It’s amazing to me how a city plagued by so much destruction and death such a short time ago is now so alive.
Once I learned my way around (and that there is more to New Orleans than the French Quarter), I took myself on a self-guided Katrina tour. I wanted to see the places that I couldn’t see on the news 10 years ago because they were under water. Looking at a map at the areas that flooded is no comparison to seeing them in person. There are so many homes, schools, parks… While some of those still stand (barely), most have made way for remodeling, rebuilding and redevelopment.
The people of New Orleans are resilient and proud. Yes, this city does have its issues like any other, but these people truly love their home. They embrace the culture that is ingrained in every bowl of gumbo served, the trumpet of every street performer, every strand of beads thrown from a parade float…

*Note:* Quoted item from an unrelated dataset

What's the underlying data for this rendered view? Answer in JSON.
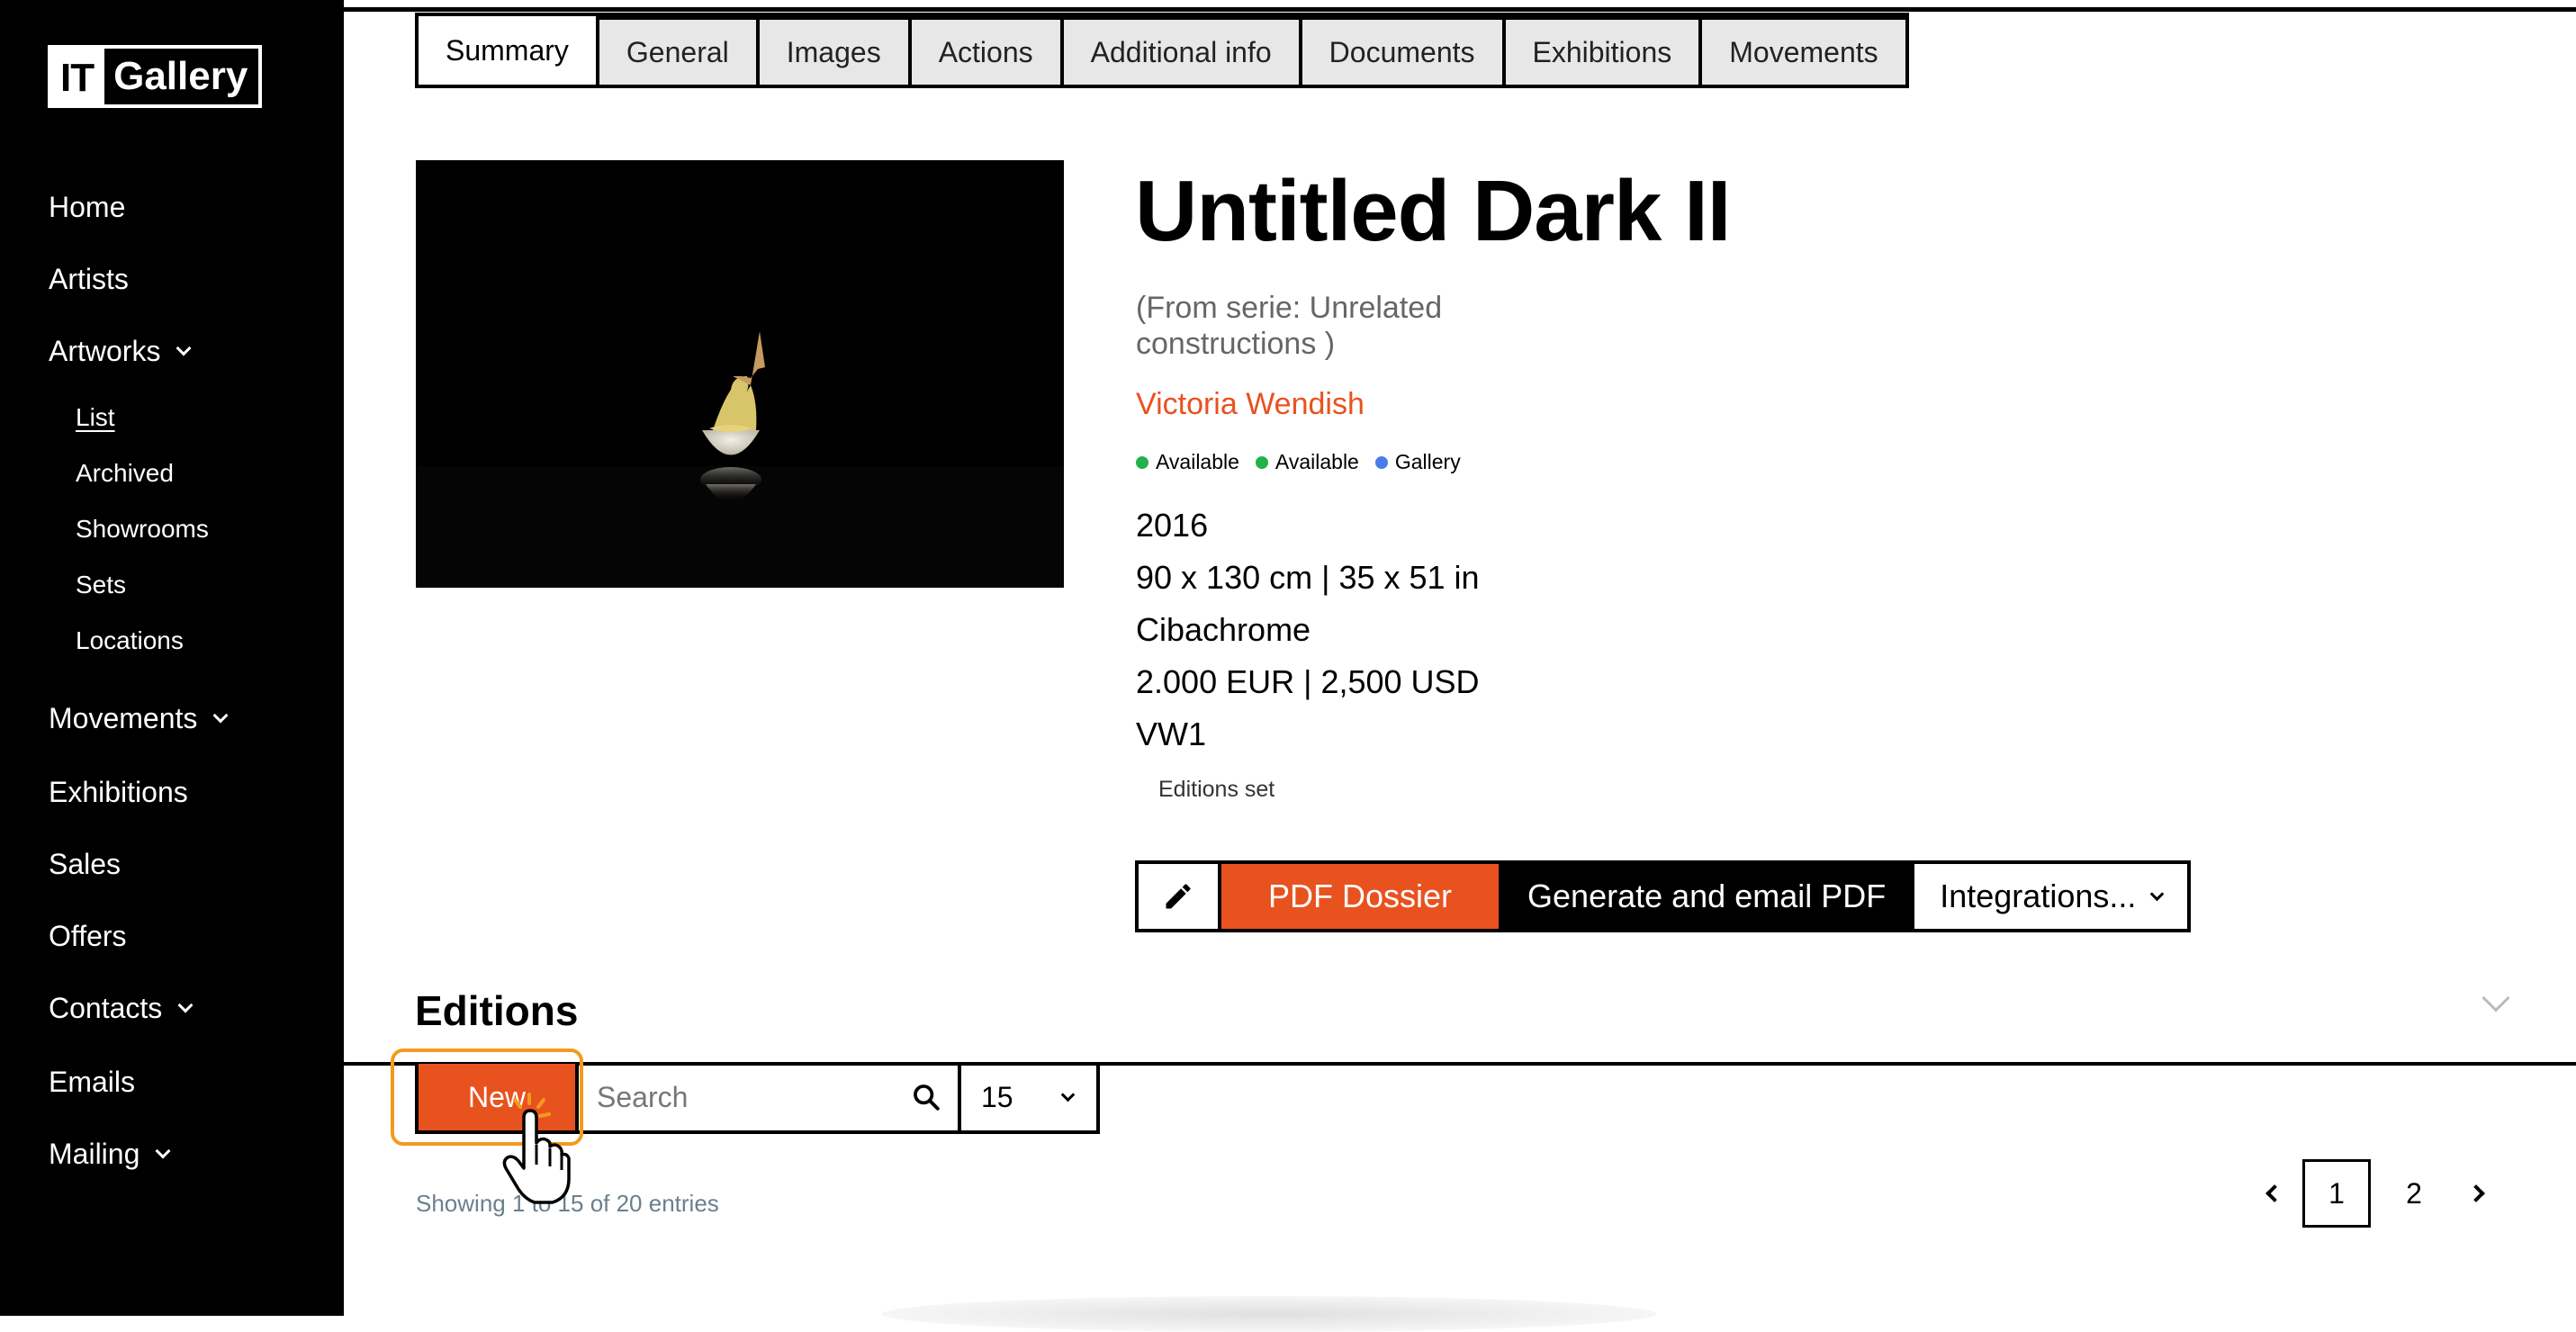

I don’t know if post-Katrina life is better or worse as I have no basis for comparison. But I do know my own life is better since I moved to New Orleans. In both of my moves to Katrina-ravaged cities, many of my friends and relatives asked “Why? Why would you move to a place that is hurricane-prone?”
I think back to all of the times I waded through flash flood waters, watched people haul trees and limbs downed due to straight-line winds or tornadoes from their yards, rode in a golf cart along the fairways of Southern Trace blanketed by hailstones… All natural disasters. All very destructive. But here they only come along once or twice in a hundred years while my native North Louisiana is plagued by “mini-disasters” multiple times every season.

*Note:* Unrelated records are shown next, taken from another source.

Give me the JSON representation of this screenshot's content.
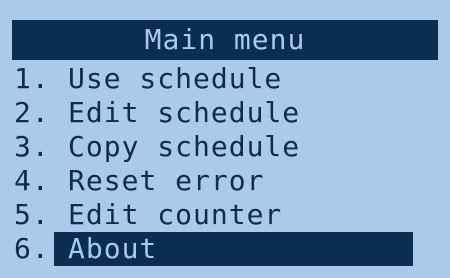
{
  "menu": {
    "title": "Main menu",
    "items": [
      {
        "num": "1.",
        "label": "Use schedule",
        "selected": false
      },
      {
        "num": "2.",
        "label": "Edit schedule",
        "selected": false
      },
      {
        "num": "3.",
        "label": "Copy schedule",
        "selected": false
      },
      {
        "num": "4.",
        "label": "Reset error",
        "selected": false
      },
      {
        "num": "5.",
        "label": "Edit counter",
        "selected": false
      },
      {
        "num": "6.",
        "label": "About",
        "selected": true
      }
    ]
  },
  "colors": {
    "background": "#a9cbe9",
    "foreground": "#0b2e4e"
  }
}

Those events, though disastrous in their own right, in no way compare to a storm that decimates a city of more than 1 million people. A storm surge that essentially collapsed a city and displaced – and ended – so many lives. Maybe collapsed isn’t the right word. Crippled may be more appropriate as New Orleans rebounded, destined to be more than it was before Katrina released her wrath.
I now truly understand why the people came back.
New Orleans isn’t just some dot on a map. It’s a mindset. It’s a way of life. It’s a vibrant history and a bright future. It’s a place like no other on Earth. Even I have difficulty finding the words to describe the place that I have embraced as home that has embraced back even harder. In all of my vacations here when I was a “tourist,” I never in a million years imagined that I would one day be working from the top floor of the offices at Canal Place as a writer for the Times-Picayune or studying on the front of Lake Ponchartrain as a student at the University of New Orleans. Every day is still so surreal.
This city has more suction that my mom’s old Kirby vacuum. Though I can’t relate to life pre-Katrina, I am completely enamored with the City of New Orleans and its people. I feel as though I have personally been welcomed by every resident with open arms to become part of one of the most unique and diverse cultures in the world. I have never felt more at peace and more at home than I do now. I hope I never have to experience a storm of the magnitude of Katrina, but if I do, I’ll be right there in contraflow traffic with my new friends and neighbors on my way to higher ground, anxiously awaiting the day I can return.
Kristi Martin is an award-winning journalist and former Press-Herald editor. She is currently a full-time student at the University of New Orleans and a sports writer for NOLA.com | The Times-Picayune. She can be reached at firstname.lastname@example.org or follow her on Twitter @WrittenNRed.